In the job applications that Toni Minoli reviews as general manager of Sadie’s restaurant, she sometimes reads about work stints as short as a few months.
Not much time compared to her 33 years with the restaurant on Fourth Street Northwest.
“People my age were brought up with more loyalty and diligence and quality of work,” she says. “It’s just amazing the kids these days.”
Look at what the U.S. Department of Labor says: Workers between 20 and 24 years old in 2004 had a median tenure of 1.3 years with their employer. Get a little older – 25 to 34 – and their job duration rises to 2.9 years. By ages 35 to 44, the median tenure climbs to 4.9 years.
It keeps climbing as workers get older, but tops out at 9.6 years – drops in the bucket compared to Minoli and two other New Mexico women who collectively have 84 years of one-employer job experience.
When asked about their commitment in a country of company hoppers, these loyal employees talk about about good treatment, good pay and good fun.
Seniority has some perks, too.
Minoli, 49, never thought she’d be in the restaurant business for so long.
“I intended to go to school, graduate and go be an accountant,” she says while seated in a quiet dining room at Sadie’s. “I never intended on staying.”
But with employers who were more like family than bosses, the career that began as a 16-year-old busser proved to be a good fit.
“It would be like leaving my home if I left,” Minoli says. “They’ve treated me like their daughter.”
The variety of her roles at the restaurant helped, too.
After bussing, the Albuquerque native waited tables, was a bartender and dabbled in the kitchen. In 1981, she took on managing responsibilities.
As general manager today, her tasks include payroll, scheduling, hiring and occasional conversations with the phone company over a bill.
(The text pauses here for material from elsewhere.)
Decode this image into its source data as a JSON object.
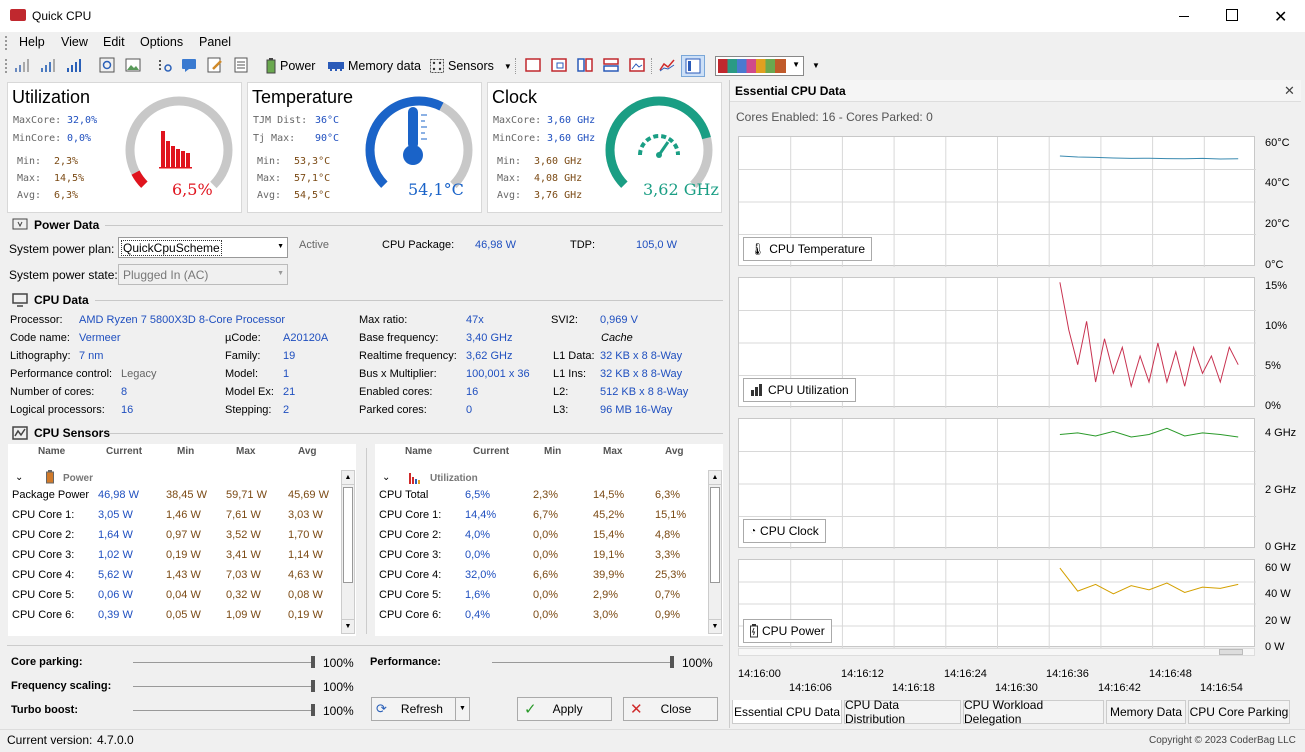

“I have been able to change,” she says. “It’s rewarding.”
For those who skip from employer to employer, Minoli has this message: You’re missing out.
“You don’t know if you’re going to like it in two months,” she says.
Stick around, she says, and you might discover parts of a business that fascinate you. There’s personal growth.
“It helps you learn how to focus . . . how to be responsible,” Minoli says.
And after investing years in Sadie’s, she has a flexible schedule that makes arranging time off easy.
Minoli said she takes inspiration from her mother, who worked for 18 years as an administrative assistant with the Red Cross. She encouraged hard work and loyalty to an employer, and told Minoli that switching jobs could make matters worse.
“The grass,” Minoli says, “isn’t always greener on the other side.”
For 46 years, Sherry Anderson’s father worked at Sandia National Laboratories.
“Back then, you found people working like that,” says the Albuquerque native, while seated in her office at Berger Briggs Real Estate and Insurance in Downtown. “It’s just not that way anymore.”
Well, not entirely.
After 27 years with Berger Briggs, Anderson can see working another 15 to 20.
“I’m comfortable here,” says the personal lines manager. “It’s a good place to work.”
The pay is right, Anderson says, and there’s not too much pressure. Still, during the first six months on the job in 1979, it was tough. Adjusting to the work stressed her to the point of tears. But her son and daughter depended on her and that kept her focused.
“You can’t be moving around,” she says. “You have to have that income to raise them. I just stayed here and it’s been real good to me, this job.”
There was plenty of opportunity to keep her loyal. Without the chance to advance, things may have been different, Anderson says.
“If you have an opportunity in a company to work up, then I’d say stick it out,” she says. “But if you don’t think you’re going to (advance), you can go somewhere else and move up.”
Now in her 50s, Anderson sees an impatience in today’s young people that she says can hurt their chances of advancing.
“They want to start at the top and that’s just not possible,” she says. “You have to start somewhere at the bottom and work your way up. If you switch around all the time . . . you’ll never get up there.”
After dealing with some of her customers at Page One bookstore for years, manager Paula Parker has another word for them: friends.
She says it’s a transformation made possible by having the time to develop relationships with them over her two dozen years with the company.
Without those years, “you miss making friends that last,” she says.
It’s a level of commitment she sees missing in younger workers of today.
Parker, 49, isn’t sure why. She guesses it could be that they were given too much, too easily, and now expect too much, too fast.
In her years at Page One, other careers flashed as possibilities.
In 1986, Parker sold half of her pen-and-ink drawings at a solo art show. “I was very proud of that,” she says, but didn’t pursue her art further, and draws little today.
In the meantime, she found joy in working with elderly customers.
“They bring something out in me,” she says. “Maybe I missed my calling, which is what some of the guys here tell me.”
But she’s a lover of books, and has a simple explanation for why she keeps coming back: “I just like what I do.”
FACTBOX: HOW LONG?
From 1983 to 2004, the U.S. Department of Labor looked at how long employees stayed at a job. Here’s a glance at the median years of tenure for workers 25 and older:
Source: U.S. Department of Labor, Bureau of Labor Statistics